Book of Exhortation to Beneficence

Quan shan jing (Book of exhortation to beneficence), also known as Tai shang gan ying pian (Tract of Lord Laozi on actions and consequences; or Tract of Lord Laozi on rewards and punishments), has two parts. Part one is a translation of the Daoist classic Tai shang gan ying pian, a work associated with Laozi, one of the founders of Daoism thought to have lived in the sixth century BC. Part two is an exposition of the moral standards of the Yi people. (“Yi” is a term used for some non-Chinese tribes, mostly in southern China.) It expresses the views held by the Yi, their traditional ethics and moral concepts, as reflected in their customs and religious teachings. The work is written in Yi script. It provides explanations to each line and sentence, exhorting readers to do good deeds, lead a virtuous life, and treat nature well. It emphasizes the traditional concept that “Good will be rewarded with good, and evil with evil.” It also proposes learning progressive ideas from the Chinese, including those relating to technology and production. The pages of the first part of the book are replacements of a later date, and the last few pages are damaged.

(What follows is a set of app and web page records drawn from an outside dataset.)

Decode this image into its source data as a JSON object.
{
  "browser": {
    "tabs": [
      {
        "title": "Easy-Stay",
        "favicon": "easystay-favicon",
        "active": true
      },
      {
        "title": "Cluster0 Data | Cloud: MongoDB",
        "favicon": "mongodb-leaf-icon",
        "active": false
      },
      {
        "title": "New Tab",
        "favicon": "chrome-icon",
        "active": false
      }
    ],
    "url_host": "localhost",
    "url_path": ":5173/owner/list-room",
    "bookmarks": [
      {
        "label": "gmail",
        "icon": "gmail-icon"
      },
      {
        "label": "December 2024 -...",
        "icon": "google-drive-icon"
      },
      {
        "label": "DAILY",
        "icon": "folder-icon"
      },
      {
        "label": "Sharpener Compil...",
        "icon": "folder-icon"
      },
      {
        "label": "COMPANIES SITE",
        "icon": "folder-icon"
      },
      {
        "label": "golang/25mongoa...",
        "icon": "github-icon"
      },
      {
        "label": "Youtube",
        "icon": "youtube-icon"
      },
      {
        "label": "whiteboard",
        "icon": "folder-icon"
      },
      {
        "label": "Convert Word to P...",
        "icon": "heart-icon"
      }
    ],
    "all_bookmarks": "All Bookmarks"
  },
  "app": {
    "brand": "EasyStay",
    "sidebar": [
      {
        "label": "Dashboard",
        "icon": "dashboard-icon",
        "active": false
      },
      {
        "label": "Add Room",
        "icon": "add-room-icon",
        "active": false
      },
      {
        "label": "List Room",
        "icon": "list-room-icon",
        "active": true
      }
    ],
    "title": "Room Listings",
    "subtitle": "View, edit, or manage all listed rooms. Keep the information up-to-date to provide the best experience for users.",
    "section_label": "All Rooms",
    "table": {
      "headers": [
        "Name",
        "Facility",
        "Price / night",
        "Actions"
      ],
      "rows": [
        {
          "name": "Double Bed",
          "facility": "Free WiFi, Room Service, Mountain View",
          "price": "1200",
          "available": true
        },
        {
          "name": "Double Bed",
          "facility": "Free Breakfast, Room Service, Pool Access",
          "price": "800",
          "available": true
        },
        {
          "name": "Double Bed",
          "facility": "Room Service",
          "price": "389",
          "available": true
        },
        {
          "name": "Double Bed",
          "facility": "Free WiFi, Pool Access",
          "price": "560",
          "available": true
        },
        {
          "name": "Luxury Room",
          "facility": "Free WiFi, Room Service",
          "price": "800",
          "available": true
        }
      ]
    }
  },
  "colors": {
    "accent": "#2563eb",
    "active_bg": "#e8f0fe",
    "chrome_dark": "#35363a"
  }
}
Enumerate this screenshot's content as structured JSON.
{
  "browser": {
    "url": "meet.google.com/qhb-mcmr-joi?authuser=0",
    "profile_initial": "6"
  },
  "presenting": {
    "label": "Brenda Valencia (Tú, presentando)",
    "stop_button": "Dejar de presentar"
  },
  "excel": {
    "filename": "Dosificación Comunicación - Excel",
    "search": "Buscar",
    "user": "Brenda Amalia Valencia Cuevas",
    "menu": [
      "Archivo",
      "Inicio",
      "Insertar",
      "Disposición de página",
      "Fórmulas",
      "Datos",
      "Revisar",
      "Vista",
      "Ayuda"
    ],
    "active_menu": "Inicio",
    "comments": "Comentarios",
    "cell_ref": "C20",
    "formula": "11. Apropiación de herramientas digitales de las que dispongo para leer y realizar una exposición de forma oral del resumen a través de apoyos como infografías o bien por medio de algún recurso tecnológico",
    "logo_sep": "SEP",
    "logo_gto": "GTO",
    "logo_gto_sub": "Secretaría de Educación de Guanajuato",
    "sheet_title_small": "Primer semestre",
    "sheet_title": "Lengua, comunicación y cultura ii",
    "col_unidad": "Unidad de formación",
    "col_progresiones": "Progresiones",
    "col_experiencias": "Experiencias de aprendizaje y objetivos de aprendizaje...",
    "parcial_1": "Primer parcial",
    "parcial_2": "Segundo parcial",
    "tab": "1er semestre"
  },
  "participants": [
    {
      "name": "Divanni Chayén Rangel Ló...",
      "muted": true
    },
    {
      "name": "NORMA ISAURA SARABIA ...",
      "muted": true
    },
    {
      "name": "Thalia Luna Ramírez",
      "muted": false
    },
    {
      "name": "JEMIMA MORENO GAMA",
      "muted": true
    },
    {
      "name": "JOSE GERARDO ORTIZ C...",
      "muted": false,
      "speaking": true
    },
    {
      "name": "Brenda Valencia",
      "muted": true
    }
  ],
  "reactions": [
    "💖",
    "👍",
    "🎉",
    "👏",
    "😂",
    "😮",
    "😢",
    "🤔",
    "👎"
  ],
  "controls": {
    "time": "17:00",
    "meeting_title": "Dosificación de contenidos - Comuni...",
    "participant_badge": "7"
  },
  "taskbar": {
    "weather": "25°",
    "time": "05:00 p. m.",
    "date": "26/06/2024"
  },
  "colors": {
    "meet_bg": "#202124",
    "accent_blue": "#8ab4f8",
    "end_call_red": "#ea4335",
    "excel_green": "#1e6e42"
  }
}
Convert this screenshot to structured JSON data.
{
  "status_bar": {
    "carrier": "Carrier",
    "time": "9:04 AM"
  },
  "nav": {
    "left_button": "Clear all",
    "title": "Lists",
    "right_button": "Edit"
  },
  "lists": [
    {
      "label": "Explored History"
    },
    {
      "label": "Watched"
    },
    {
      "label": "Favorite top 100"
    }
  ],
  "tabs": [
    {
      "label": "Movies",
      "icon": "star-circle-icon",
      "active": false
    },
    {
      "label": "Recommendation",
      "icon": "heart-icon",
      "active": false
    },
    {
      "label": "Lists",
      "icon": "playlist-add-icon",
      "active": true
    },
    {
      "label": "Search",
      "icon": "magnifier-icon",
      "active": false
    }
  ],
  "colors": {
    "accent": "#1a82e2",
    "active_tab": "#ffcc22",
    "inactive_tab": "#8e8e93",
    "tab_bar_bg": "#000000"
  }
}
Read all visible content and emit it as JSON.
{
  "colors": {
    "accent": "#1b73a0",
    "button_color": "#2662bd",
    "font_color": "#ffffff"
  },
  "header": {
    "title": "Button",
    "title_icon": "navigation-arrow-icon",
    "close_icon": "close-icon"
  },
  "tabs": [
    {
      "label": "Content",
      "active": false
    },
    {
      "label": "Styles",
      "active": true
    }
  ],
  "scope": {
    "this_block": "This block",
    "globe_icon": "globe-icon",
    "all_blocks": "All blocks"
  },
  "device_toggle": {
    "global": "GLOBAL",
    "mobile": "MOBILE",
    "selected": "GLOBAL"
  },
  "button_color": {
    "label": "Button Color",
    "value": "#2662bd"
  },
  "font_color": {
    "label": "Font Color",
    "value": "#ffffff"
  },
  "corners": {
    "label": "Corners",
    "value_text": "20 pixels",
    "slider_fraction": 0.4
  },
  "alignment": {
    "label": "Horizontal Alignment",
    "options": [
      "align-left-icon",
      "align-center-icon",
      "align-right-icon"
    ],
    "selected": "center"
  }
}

Diagrams and Explanations of the Wonderful Machines of the Far West, in Three Juan

Yuan xi qi qi tu shuo lu zui (Diagrams and explanations of the wonderful machines of the Far West), often abridged as Qi qi tu shuo (Illustrations and explanations of wonderful machines), was the first book produced in China to introduce Western mechanical engineering. Written in a systematic manner, it is the work of Deng Yuhan, the Chinese name of Johann Schreck (also called Johannes Terentius, 1576−1630), a German-born Jesuit, and Wang Zheng (1571–1644). The book is in three juan. Juan one contains an introduction to the nature of mechanical devices, with emphasis on such key concepts as gravity, the center of gravity, and balance. Juan two contains explanations of how particular mechanical devices work, providing information on the structure and application of each device, with attention to scales, weights, levels, pulleys, disks, slopes, and the like. Juan three is about the actual uses of mechanical devices. This copy was printed by Wu Weizhong in Jinling in the seventh year (1634) of the Chongzhen reign. At the beginning of the work are two prefaces, including the 1627 preface by Wang Zheng, entitled Yuan Xi qi qi tu shuo lu zui xu (Preface to diagrams and explanations of the wonderful machines of the Far West). It is followed by the 1634 preface by Wu Weizhong, entitled Qi qi tu hou xu (Postscript to the diagrams of the wonderful machines), and the editorial guide to the work. The engraved illustrations are interwoven with the texts. Some pages show the illustrations above and texts below. The copy was in the private collection of Zheng Zhenduo (1898−1958) before entering the National Library of China. It has several seal impressions, including “Changle Zheng Zhenduo Xidi cang ben” (Book in the collection of Zheng Zhenduo, Xidi, of Changle) and “Changle Zheng shi cang shu zhi yin” (Seal of the book collection of Zheng Zhenduo of Changle).